Critique your work: Avoid “spray-and-pray.” If you make aimless, thoughtless photographs, that’s what you’re going to train your brain to do. You won’t see improvement in your work over time. You’ll only be reinforcing bad habits. If your purpose for this challenge is to improve your craft, perception, and creativity, take a few minutes to ask yourself what you like and don’t like about your daily photograph. What might you try tomorrow or on a future date as a result of what you photographed today? Learn from each frame. Just be sure to manage your expectations appropriately. While you can certainly aim for excellence, be mindful of your inner perfectionist. (Ugh, she can be so judgy!) Know that whatever you create in this spirit of this exercise is “good enough.” Aim for growth, not perfection.

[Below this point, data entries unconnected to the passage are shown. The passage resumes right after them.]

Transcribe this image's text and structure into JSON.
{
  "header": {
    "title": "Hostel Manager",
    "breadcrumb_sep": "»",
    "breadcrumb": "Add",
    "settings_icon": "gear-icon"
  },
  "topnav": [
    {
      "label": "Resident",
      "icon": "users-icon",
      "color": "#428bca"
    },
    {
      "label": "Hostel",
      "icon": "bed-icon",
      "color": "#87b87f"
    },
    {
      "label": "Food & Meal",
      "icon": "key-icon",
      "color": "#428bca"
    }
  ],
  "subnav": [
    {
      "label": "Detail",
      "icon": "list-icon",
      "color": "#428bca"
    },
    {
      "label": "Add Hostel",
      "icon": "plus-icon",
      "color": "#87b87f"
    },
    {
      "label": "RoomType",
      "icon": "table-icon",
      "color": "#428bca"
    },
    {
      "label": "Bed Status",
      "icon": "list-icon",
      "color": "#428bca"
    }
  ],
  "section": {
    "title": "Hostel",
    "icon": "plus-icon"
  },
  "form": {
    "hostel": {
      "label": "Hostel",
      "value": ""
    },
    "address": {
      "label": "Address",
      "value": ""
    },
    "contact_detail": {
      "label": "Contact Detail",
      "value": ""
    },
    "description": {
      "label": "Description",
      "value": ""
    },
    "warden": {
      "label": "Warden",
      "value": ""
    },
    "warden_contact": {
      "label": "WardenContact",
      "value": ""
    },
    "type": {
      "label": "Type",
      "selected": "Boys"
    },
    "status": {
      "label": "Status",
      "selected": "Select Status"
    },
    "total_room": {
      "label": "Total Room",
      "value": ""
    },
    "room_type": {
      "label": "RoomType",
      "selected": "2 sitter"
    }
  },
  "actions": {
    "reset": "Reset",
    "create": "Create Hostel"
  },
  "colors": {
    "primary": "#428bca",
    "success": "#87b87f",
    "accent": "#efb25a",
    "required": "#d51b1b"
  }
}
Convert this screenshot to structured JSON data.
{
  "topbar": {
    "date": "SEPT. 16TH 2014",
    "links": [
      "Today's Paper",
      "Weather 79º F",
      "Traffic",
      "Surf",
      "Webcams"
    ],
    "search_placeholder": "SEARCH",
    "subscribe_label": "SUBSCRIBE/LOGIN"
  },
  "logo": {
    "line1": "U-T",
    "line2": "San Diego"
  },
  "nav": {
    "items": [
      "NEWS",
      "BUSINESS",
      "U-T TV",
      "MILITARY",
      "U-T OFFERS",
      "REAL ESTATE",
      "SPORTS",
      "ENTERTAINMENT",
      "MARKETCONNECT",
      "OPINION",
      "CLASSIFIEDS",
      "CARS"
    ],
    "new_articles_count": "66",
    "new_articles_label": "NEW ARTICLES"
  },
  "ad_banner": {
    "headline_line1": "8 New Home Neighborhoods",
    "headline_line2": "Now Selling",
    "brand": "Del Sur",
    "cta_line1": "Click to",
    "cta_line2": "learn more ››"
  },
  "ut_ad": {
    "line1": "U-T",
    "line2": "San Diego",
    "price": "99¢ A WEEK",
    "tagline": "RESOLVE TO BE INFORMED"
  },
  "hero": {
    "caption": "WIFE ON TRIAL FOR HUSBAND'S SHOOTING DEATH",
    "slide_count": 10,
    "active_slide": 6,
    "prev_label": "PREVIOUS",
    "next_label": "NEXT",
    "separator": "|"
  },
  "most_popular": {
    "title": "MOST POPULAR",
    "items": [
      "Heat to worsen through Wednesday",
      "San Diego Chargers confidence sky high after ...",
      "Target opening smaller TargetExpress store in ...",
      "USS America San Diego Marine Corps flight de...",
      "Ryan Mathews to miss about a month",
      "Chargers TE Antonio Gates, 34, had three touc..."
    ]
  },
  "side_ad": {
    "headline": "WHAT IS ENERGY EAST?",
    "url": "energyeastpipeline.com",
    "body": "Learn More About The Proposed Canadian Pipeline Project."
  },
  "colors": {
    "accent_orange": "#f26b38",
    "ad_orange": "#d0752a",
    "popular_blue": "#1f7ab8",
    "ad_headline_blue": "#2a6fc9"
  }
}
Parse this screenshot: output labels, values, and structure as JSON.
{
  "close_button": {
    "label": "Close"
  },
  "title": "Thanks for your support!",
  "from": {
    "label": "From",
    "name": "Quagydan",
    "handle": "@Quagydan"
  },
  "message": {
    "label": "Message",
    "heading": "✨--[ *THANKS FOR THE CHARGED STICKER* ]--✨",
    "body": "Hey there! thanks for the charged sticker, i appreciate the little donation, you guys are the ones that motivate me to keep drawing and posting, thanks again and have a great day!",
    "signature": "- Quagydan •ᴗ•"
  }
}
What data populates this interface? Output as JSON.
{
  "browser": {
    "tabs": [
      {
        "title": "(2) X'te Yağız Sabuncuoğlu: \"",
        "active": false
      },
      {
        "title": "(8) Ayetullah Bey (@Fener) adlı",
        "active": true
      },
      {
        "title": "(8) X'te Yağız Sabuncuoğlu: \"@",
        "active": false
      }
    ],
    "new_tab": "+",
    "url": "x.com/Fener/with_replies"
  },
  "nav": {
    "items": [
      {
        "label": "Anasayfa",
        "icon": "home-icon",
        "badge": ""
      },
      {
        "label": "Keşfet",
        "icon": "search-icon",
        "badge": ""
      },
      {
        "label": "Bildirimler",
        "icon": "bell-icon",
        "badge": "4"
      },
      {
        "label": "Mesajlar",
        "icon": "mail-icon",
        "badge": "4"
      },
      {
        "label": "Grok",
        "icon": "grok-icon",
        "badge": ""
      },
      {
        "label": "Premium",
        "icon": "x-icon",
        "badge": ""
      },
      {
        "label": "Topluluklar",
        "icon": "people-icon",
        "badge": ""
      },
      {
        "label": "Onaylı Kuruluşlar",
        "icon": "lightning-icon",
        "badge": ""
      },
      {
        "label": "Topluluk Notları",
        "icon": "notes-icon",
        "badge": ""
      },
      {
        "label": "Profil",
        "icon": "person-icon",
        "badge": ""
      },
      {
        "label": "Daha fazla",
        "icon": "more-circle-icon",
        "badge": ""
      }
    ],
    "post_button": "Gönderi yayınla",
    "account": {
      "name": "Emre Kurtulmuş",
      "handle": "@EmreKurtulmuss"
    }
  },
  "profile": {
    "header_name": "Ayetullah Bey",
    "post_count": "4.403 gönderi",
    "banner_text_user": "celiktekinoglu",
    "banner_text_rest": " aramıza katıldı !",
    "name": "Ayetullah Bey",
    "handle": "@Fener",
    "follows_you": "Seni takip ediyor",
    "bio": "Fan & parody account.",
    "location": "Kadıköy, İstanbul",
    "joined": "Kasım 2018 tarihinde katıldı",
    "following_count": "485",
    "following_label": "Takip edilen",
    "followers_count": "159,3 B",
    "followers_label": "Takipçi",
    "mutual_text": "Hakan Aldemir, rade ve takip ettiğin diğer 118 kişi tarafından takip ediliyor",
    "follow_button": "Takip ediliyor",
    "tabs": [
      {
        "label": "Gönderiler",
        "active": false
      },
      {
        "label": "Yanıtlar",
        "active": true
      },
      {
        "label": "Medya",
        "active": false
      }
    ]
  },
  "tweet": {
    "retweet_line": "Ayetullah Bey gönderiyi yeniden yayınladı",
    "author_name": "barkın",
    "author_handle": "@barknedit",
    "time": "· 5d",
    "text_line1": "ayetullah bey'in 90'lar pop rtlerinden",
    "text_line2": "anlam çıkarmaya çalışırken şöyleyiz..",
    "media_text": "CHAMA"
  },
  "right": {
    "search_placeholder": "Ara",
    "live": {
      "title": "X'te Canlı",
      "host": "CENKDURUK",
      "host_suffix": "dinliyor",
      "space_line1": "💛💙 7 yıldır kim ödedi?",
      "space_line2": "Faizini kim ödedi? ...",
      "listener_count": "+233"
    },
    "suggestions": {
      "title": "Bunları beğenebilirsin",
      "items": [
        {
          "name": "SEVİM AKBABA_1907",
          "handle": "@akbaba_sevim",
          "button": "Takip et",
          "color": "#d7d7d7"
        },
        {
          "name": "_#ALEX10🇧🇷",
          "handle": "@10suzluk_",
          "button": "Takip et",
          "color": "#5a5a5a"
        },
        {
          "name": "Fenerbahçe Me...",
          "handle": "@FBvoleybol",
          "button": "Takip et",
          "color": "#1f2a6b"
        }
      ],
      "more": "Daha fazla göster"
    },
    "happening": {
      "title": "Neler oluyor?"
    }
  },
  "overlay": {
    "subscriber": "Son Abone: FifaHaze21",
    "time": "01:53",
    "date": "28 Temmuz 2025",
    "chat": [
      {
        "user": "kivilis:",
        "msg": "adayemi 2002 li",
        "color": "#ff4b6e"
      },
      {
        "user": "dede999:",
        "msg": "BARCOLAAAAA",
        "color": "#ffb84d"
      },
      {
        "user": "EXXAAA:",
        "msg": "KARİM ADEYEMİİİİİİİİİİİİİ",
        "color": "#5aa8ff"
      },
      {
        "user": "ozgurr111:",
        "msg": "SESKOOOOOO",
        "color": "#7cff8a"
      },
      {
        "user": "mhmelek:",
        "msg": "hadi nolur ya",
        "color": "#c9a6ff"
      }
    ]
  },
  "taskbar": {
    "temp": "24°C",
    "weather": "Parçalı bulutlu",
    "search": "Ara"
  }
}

Reward yourself occasionally to stay motivated: Yeah, yeah, yeah, I know, learning and growth and fun are the best rewards. But let’s face it, a 365 project is no small undertaking. I find I stay more motivated with smaller incremental rewards along the way. As an example, you might buy yourself some pie at the end of every 30 days. Or 7 days. Or 1 day. Think about it—you could photograph the pie. Boom, day done! Hey, it’s your project, your terms. Make it worth your while.

Remind yourself, no pressure, no stress: Make daily photos because you want to, not because you should or have to. As you get into the challenge, abide by one of my life’s motto: if you’re having fun keep doing it. If you’re not having fun, stop and doing something else. Absolutely no one will judge you for not completing precisely 365 photos. And absolutely no one will judge you for photographs you deem aren’t “good enough.” Honestly, few will even notice. Everyone is too busy caught up in their own lives to care that much about yours. I don’t mean that to sound depressing. I mean it to be freeing. So go create. Have a blast. Don’t criticize yourself too harshly. To bastardize the common saying, “Photograph like no one’s watching—because no one actually is.”

If you decide to proceed, go forth and conquer! While setting parameters can help get you started, don’t be afraid to change them as you go. This is your challenge, your rules. I can’t wait to see what you come up with. Better yet, I can’t wait to see you grow as a photographer and person. Good luck!

Be well, be wild,